Many years have passed since I survived dozens of missions as a special agent while serving in the Korean military. Many missions involved combat, both with weapons and with fists. A few members of my elite 202 unit survived, many never made it.
Looking back, I find something valuable for my friends who couldn't make it at the time. In the Academy for Special Agents at Jeong-Neung, Korea, my combat instructor T.K. Kim used to scream at us during the grueling knife-fighting training sessions, "Do not run away from your opponent, get closer to him! Dissolve the knife in your head!"
The cardinal rule of combat, whether against a knife or an empty-handed adversary is "Stay close to your opponent!" Especially when your opponent is armed with a knife, there is often no way out but to stay close and fight. Read More
The behavior problems associated with ADD and ADHD tend to lead to other problems. Children who are disruptive in school are quickly labeled troublemakers, ruffians, bullies or just plain dumb. Children at the other end of the ADD spectrum are labeled lazy, stupid, underachieving or spaced out. To make things worse, these children often have trouble understanding why their behavior is wrong. This explains the ADD child’s tendency to look genuinely shocked when he gets in trouble. One of the biggest challenges to improving the behavior of the ADD child is teaching him to recognize the consequences of his actions and to see things from other peoples' point of view.
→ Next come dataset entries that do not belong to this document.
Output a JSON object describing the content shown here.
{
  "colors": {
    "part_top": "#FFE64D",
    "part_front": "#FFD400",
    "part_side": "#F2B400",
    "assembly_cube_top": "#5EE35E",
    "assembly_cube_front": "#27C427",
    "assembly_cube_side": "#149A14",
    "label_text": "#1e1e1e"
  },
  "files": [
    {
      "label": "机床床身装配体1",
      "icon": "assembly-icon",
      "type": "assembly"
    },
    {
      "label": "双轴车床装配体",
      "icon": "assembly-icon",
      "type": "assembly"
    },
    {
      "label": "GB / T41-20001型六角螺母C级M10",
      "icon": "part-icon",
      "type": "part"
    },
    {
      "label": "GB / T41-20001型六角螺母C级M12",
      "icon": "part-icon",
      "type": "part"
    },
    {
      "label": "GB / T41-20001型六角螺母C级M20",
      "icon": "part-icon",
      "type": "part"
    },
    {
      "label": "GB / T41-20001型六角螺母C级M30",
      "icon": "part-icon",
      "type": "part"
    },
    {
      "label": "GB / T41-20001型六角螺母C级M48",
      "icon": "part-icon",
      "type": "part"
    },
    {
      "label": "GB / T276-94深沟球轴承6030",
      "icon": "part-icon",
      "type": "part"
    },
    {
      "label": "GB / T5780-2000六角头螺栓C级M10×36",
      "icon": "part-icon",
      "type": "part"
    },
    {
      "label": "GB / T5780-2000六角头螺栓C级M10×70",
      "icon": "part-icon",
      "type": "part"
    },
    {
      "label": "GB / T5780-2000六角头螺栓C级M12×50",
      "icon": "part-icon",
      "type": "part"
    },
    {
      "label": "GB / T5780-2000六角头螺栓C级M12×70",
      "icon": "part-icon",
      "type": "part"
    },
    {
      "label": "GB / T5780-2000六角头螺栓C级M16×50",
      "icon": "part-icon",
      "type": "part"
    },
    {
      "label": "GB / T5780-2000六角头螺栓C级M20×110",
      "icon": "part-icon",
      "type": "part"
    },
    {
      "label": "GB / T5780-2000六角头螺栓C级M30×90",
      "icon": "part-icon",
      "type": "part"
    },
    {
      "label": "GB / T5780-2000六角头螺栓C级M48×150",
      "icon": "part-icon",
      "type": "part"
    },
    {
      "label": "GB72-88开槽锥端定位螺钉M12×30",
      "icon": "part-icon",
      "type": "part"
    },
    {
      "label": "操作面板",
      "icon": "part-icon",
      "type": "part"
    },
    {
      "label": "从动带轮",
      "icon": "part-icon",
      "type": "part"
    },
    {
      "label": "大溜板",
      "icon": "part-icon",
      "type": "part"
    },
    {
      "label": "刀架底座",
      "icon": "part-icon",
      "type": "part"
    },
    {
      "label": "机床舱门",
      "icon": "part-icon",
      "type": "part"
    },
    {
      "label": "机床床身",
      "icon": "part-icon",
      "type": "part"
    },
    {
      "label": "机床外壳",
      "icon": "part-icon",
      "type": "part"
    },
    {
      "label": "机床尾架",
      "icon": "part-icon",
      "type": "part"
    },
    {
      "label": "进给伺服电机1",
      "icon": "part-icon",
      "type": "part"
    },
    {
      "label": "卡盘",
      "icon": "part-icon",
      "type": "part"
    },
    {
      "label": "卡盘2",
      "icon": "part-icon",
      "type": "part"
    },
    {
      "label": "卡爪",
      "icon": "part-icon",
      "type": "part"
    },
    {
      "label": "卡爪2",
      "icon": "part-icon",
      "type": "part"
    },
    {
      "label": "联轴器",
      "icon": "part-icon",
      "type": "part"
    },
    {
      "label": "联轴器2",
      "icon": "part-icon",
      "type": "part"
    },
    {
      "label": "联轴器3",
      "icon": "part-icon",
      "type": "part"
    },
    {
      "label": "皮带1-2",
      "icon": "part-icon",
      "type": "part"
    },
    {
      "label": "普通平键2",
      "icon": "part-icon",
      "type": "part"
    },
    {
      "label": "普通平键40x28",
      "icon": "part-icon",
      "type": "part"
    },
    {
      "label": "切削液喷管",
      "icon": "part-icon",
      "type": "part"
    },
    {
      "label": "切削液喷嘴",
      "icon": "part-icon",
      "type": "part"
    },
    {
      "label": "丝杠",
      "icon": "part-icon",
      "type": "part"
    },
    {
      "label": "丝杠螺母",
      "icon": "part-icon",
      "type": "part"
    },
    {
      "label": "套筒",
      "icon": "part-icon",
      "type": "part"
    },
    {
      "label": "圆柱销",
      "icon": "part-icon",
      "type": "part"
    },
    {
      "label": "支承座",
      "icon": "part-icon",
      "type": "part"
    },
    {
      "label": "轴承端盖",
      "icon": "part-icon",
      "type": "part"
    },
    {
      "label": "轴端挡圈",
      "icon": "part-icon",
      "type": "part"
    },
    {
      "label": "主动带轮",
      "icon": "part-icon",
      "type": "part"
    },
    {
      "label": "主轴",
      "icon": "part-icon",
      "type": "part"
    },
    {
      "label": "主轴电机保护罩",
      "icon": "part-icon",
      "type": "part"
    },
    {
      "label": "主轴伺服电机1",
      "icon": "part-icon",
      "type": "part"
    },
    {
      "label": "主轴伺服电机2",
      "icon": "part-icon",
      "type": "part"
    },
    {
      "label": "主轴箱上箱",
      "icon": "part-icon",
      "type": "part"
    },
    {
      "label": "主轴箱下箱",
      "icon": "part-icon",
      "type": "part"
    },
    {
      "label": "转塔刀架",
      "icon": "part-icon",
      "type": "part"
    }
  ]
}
There are some steps you can take to help manage the behavior of students in your class with ADD or ADHD including: Read More